Lord Capulet is very angry towards Juliet for not agreeing to marry Paris. There are words of conflict,’My fingers itch’ showing he wants to hit Juliet.’Hang thee, young baggage! Disobedient wretch!’ Showing feelings of violence.The Capulet’s wanted Juliet to get married to Paris as this was the age of getting married and that Paris was a good catch as he was wealthy and a high status. Husbands were chosen by wealth, riches rather than love. Women had no say in his.
Earlier in the play Lord Capulet shows love to his daughter Juliet (act 1 scene 2 lines 25).’Earth-treading stars that make dark heaven light’ meaning ladies (Juliet) bright as stars, yet walking on earth. Lord Capulet then treats Juliet, as he doesn’t know her by insulting her for not agreeing to marry Paris.Lady Capulet is with Lord Capulet in this argument rather than trying to side with Juliet. The nurse on the other hand is very angry at Lord Capulet for arguing with Juliet and blames him.’You are to blame, my lord, to rate her so’. The nurse shows much love for Juliet as she has cared for Juliet more than Lady Capulet.Juliet goes to consult Friar Laurence to hear his plan to try and solve her problem.
Juliet goes to Friar Laurence as she sees him as a father figure (act 4 scene 1 lines 126).’Farewell, dear father!’ Juliet sees him as a priest but on this occasion he’s more like a father to her.Shakespeare expresses ‘Sexual Love’ through Sampson and Gregory (act 1 scene 1) and Mercutio and Benvolio (act 2 scene 1 lines 17-40).

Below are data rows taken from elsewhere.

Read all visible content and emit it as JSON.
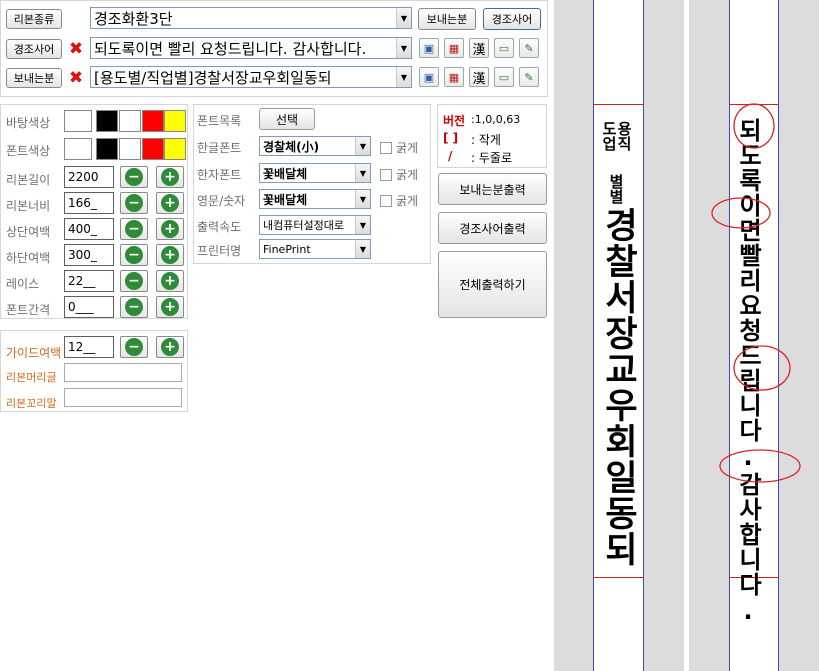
{
  "top": {
    "ribbon_type_button": "리본종류",
    "ribbon_type_value": "경조화환3단",
    "sender_button": "보내는분",
    "condolence_button": "경조사어",
    "condolence_label": "경조사어",
    "condolence_value": "되도록이면 빨리 요청드립니다. 감사합니다.",
    "sender_label": "보내는분",
    "sender_value": "[용도별/직업별]경찰서장교우회일동되"
  },
  "settings": {
    "bg_color": "바탕색상",
    "font_color": "폰트색상",
    "ribbon_length": "리본길이",
    "ribbon_length_value": "2200",
    "ribbon_width": "리본너비",
    "ribbon_width_value": "166_",
    "top_margin": "상단여백",
    "top_margin_value": "400_",
    "bottom_margin": "하단여백",
    "bottom_margin_value": "300_",
    "lace": "레이스",
    "lace_value": "22__",
    "font_spacing": "폰트간격",
    "font_spacing_value": "0___"
  },
  "guide": {
    "guide_margin": "가이드여백",
    "guide_margin_value": "12__",
    "ribbon_head": "리본머리글",
    "ribbon_tail": "리본꼬리말"
  },
  "fonts": {
    "font_list": "폰트목록",
    "select_button": "선택",
    "hangul_font": "한글폰트",
    "hangul_font_value": "경찰체(小)",
    "hanja_font": "한자폰트",
    "hanja_font_value": "꽃배달체",
    "eng_font": "영문/숫자",
    "eng_font_value": "꽃배달체",
    "bold": "굵게",
    "output_speed": "출력속도",
    "output_speed_value": "내컴퓨터설정대로",
    "printer": "프린터명",
    "printer_value": "FinePrint"
  },
  "info": {
    "version_label": "버전",
    "version_value": ":1,0,0,63",
    "bracket_sym": "[ ]",
    "bracket_desc": ": 작게",
    "slash_sym": "/",
    "slash_desc": ": 두줄로"
  },
  "actions": {
    "print_sender": "보내는분출력",
    "print_condolence": "경조사어출력",
    "print_all": "전체출력하기"
  },
  "preview": {
    "left_small_col1": "용직",
    "left_small_col2": "도업",
    "left_small_col3": "별별",
    "left_main": "경찰서장교우회일동되",
    "right_main": "되도록이면빨리요청드립니다.감사합니다."
  },
  "colors": {
    "red": "#ff0000",
    "yellow": "#ffff00",
    "black": "#000000",
    "version_red": "#cc0000"
  }
}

Sampson and Gregory make puns (act 1 scene 1 line 32) and rude jokes (act 1 scene 1 lines 22-25).’I will cut off their heads… the heads of the maids, or their maidenheads’, meaning take women’s virginity (a rude joke).’My naked weapon is out’, meaning his sword but this also means a men’s genitals is out (a rude pun).
In the start of the argument between Sampson and Gregory they both say collier, choler and collar (these three words all sound alike).Mercutio and Benvolio make jokes and puns about Romeo’s love (act 2 scene 1 lines 17-40).’If love be blind, love cannot hit the mark’ meaning if there’s no love then love cannot achieve its aim. Shakespeare uses such language and includes such scenes to show that ‘sexual love’ is natural.

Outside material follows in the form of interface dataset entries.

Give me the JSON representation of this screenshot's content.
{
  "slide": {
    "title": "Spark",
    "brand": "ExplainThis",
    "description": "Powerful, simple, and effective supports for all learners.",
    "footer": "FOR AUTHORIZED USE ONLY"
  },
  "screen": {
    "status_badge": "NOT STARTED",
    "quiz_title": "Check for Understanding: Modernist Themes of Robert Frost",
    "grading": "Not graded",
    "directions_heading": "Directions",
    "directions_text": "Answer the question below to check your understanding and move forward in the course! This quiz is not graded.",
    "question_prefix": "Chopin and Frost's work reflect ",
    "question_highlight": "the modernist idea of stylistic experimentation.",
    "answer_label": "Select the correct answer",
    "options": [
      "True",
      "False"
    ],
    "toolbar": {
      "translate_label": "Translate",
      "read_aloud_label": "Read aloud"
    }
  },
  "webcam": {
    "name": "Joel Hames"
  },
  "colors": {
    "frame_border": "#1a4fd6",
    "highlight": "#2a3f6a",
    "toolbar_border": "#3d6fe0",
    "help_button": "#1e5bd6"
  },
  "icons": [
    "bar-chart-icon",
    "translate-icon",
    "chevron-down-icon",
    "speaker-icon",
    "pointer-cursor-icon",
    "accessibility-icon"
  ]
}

When Romeo and Juliet meet and kiss each other for the first time, Shakespeare has written the words in a form of a sonnet (a fourteen line poem with the last word rhyming). The sonnet contains an argument and a way working through that argument. The sonnet also includes such religious words as ‘Pilgrim’, ‘Profane’, ‘Shrine’, ‘Saint’, ‘Holy’, etc (act 1 scene 5). These words are to show Romeo and Juliet’s love as a religion.
‘This holy shrine’ meaning Juliet’s hand (act 1 scene 5 line 93). When Romeo spoke about Rosaline he used a lot of oxymoron’s ‘loving hate’, ‘bright smoke’ to indicate the falseness of his love for Rosaline.In the balcony scene (act 2 scene 2) Romeo has climbed over the wall into the Capulet’s orchard to speak to his love Juliet (who is on her balcony of her bedroom hence the name ‘the balcony scene’). Romeo and Juliet refer to each other as words such as the sun, the moon and the stars (act 2 scene 2 lines 3, 4, and 15).’Two of the fairest stars in all heaven’ referring to Romeo and Juliet.

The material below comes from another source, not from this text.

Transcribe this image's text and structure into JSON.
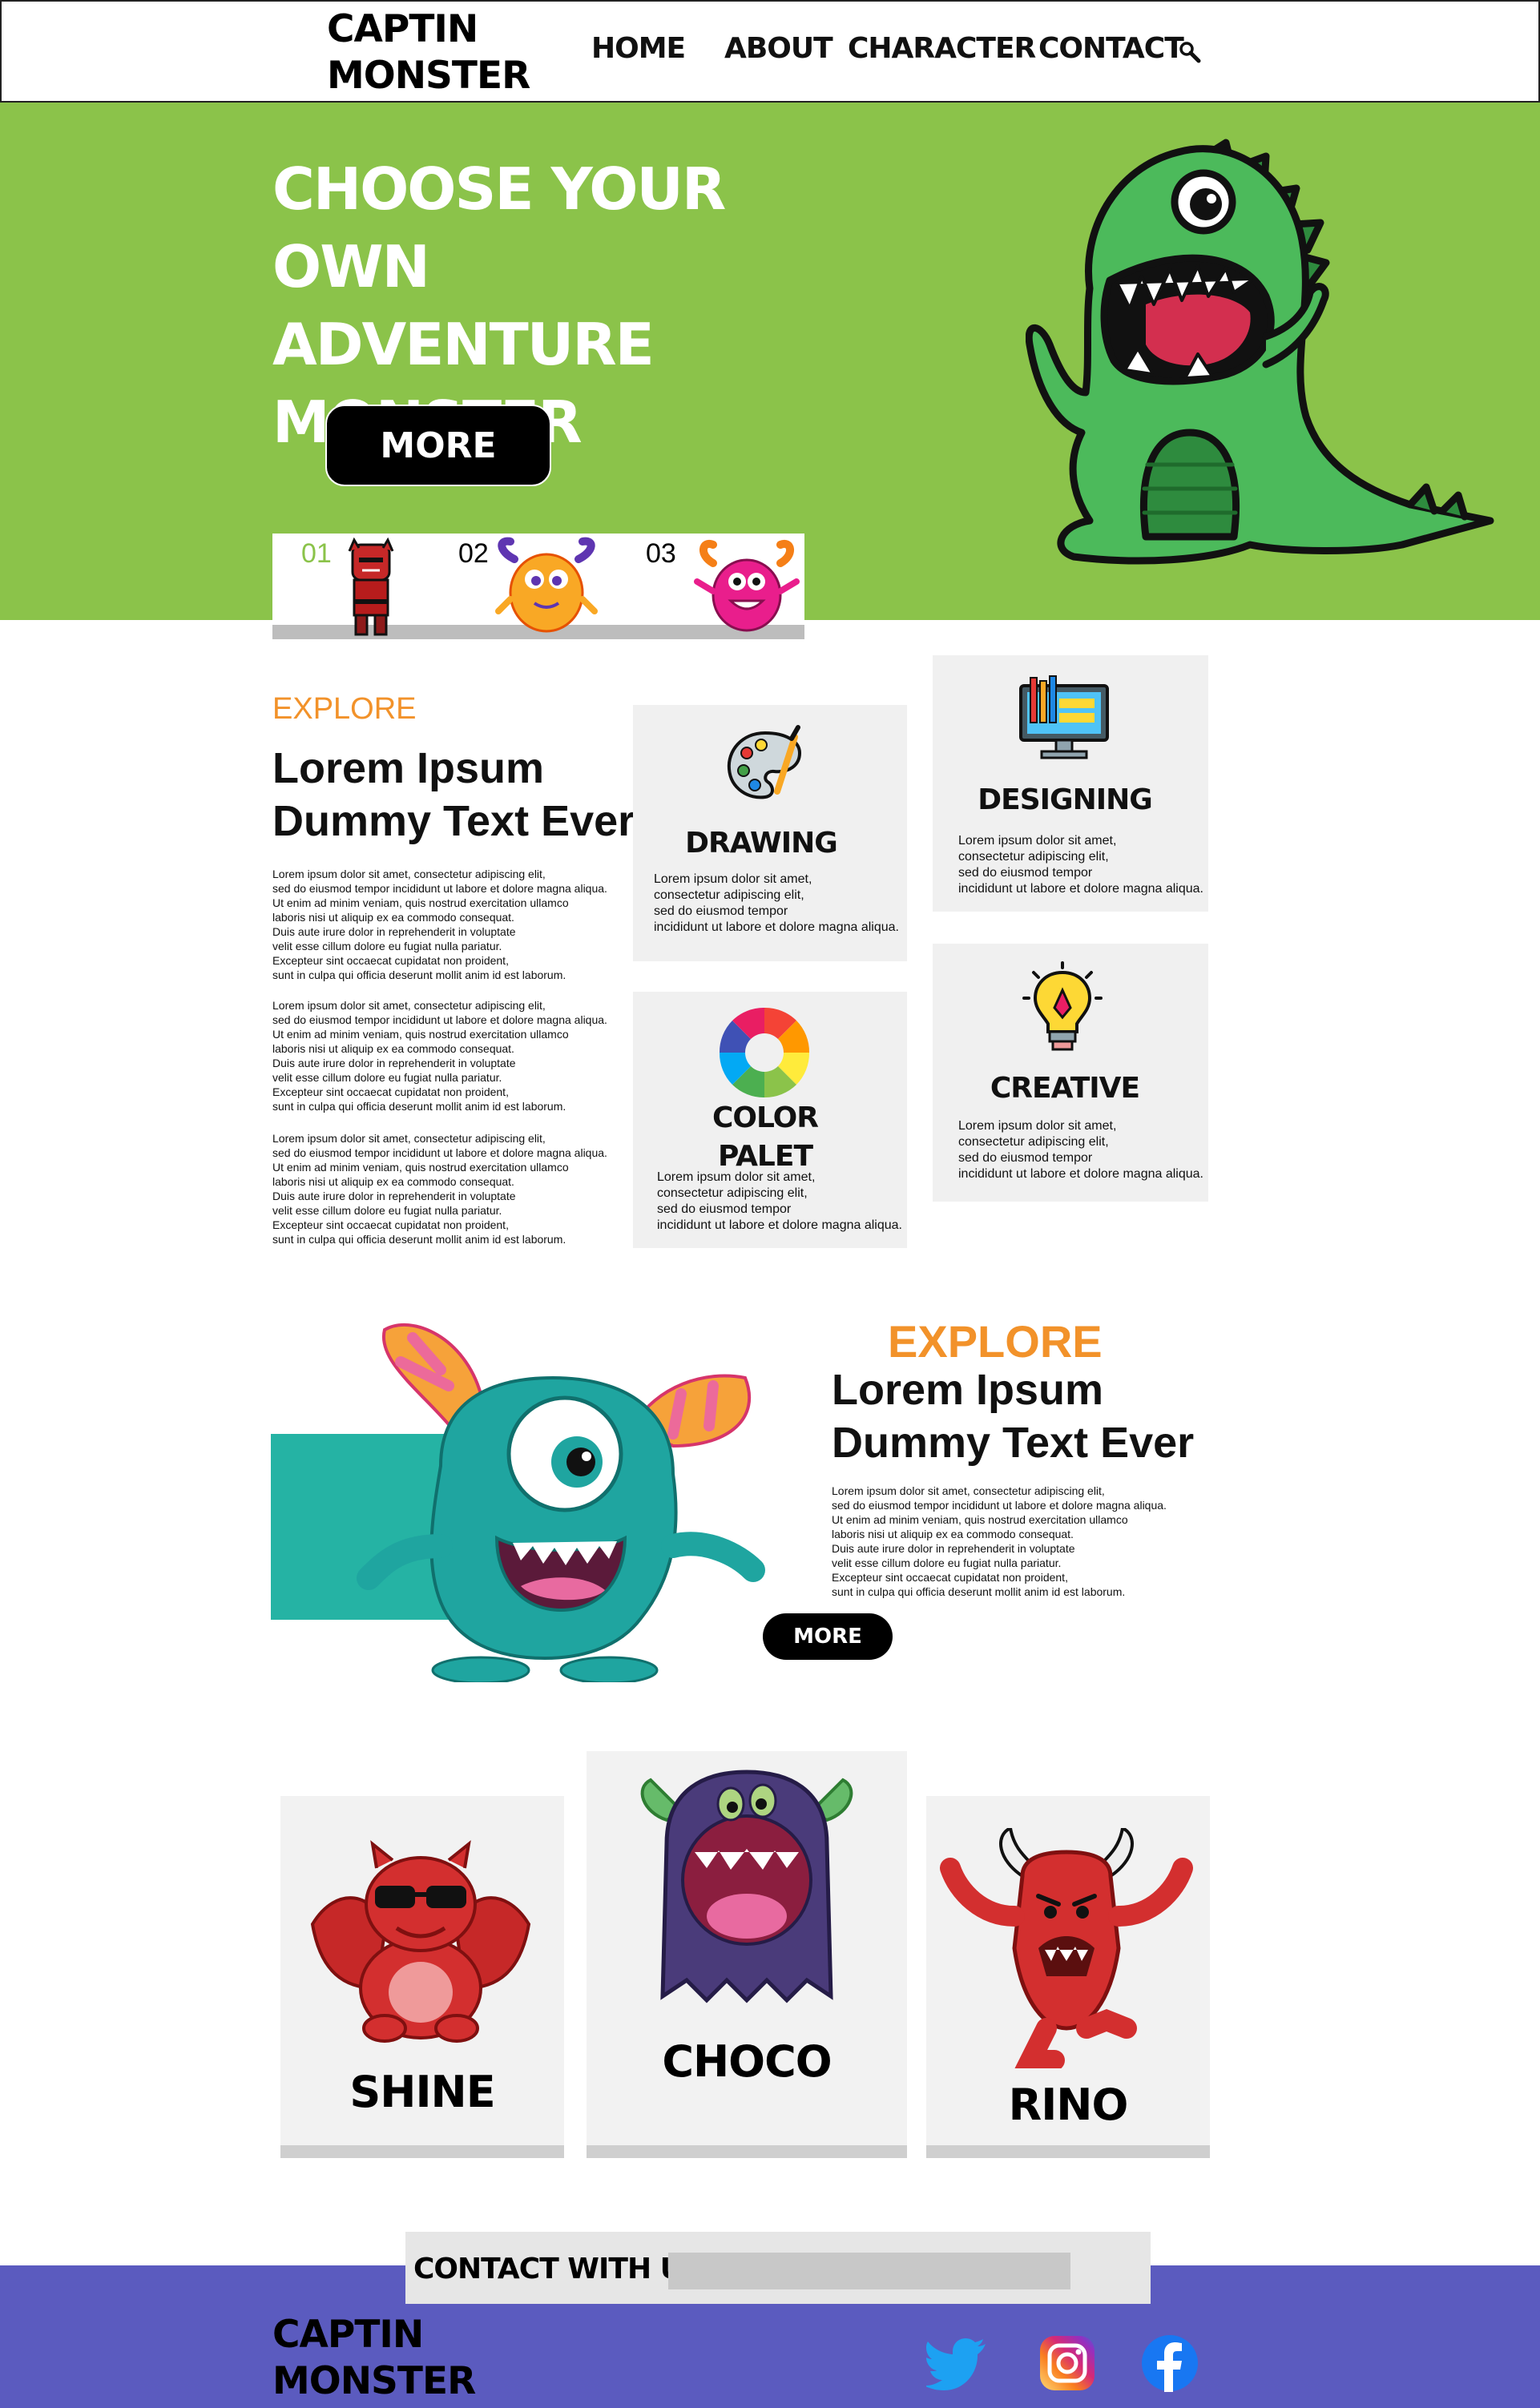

‘And Juliet is the sun!’ referring to Juliet. Romeo then swears his love for Juliet by the moon, but Juliet disagrees because the moon is inconstant and she wants their love to last long. Juliet then gives Romeo the idea of getting married.’I have no joy of this contract to-night’. Romeo promises to see her the next day.